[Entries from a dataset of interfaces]
---*---

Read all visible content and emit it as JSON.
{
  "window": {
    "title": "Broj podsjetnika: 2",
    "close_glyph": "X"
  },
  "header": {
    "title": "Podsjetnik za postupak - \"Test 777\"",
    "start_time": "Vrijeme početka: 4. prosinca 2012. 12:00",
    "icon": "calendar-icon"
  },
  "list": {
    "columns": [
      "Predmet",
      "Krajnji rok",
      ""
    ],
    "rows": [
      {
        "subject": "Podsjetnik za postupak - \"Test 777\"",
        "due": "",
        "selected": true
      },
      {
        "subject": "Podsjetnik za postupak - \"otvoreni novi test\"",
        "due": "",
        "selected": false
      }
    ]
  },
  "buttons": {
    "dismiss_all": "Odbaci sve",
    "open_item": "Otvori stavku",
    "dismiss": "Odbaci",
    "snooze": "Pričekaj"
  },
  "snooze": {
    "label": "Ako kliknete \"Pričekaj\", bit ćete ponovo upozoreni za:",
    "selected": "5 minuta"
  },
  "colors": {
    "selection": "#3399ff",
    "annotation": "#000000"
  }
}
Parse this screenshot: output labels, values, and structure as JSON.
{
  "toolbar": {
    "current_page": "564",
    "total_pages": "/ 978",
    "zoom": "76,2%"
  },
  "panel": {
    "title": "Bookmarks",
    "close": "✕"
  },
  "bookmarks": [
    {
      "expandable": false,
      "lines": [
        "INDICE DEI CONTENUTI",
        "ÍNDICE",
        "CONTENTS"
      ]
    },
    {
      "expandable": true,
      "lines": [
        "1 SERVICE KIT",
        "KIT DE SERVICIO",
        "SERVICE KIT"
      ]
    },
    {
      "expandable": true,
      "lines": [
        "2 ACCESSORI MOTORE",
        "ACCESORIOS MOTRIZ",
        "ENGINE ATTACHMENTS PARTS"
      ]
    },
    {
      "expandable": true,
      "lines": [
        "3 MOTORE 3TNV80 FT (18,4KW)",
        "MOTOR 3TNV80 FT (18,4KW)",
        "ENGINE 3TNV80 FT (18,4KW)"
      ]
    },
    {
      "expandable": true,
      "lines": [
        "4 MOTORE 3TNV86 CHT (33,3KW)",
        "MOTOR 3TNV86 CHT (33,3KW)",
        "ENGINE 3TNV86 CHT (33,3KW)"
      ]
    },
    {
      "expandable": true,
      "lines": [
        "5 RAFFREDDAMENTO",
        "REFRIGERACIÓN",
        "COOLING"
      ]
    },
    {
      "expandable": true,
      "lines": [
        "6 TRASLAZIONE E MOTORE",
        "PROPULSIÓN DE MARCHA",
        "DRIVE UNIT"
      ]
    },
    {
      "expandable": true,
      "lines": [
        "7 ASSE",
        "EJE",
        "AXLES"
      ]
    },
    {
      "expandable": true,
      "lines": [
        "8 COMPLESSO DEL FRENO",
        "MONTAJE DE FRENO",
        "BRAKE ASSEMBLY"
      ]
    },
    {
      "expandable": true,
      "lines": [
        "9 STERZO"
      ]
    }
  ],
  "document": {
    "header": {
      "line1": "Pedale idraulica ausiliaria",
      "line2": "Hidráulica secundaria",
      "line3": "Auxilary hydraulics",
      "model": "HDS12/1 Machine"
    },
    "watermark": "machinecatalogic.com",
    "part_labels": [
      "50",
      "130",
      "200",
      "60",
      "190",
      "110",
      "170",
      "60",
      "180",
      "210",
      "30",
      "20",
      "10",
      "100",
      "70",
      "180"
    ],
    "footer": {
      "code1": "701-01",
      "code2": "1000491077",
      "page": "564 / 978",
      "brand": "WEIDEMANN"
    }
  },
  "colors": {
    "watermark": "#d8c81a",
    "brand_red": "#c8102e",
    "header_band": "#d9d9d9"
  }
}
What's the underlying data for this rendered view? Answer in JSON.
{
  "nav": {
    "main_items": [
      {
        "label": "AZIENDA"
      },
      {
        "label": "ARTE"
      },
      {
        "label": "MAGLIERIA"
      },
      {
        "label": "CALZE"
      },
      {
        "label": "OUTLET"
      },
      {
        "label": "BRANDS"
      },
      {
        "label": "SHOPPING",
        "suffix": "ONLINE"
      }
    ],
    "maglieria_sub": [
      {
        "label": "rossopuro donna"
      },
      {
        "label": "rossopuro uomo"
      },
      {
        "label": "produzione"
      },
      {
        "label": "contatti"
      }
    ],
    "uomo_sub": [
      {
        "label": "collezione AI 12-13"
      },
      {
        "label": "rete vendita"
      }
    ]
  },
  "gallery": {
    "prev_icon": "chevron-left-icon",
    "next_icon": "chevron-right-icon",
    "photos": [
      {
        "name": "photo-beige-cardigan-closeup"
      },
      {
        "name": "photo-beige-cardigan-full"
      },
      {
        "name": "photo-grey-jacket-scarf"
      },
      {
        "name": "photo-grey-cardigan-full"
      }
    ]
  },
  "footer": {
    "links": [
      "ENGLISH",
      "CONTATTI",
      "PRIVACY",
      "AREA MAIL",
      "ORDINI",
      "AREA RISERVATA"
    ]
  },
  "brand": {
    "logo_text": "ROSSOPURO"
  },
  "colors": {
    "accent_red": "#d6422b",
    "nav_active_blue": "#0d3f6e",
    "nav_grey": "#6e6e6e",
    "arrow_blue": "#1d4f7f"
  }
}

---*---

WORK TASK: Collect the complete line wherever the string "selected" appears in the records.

OUTPUT:
        "selected": true
        "selected": false
    "selected": "5 minuta"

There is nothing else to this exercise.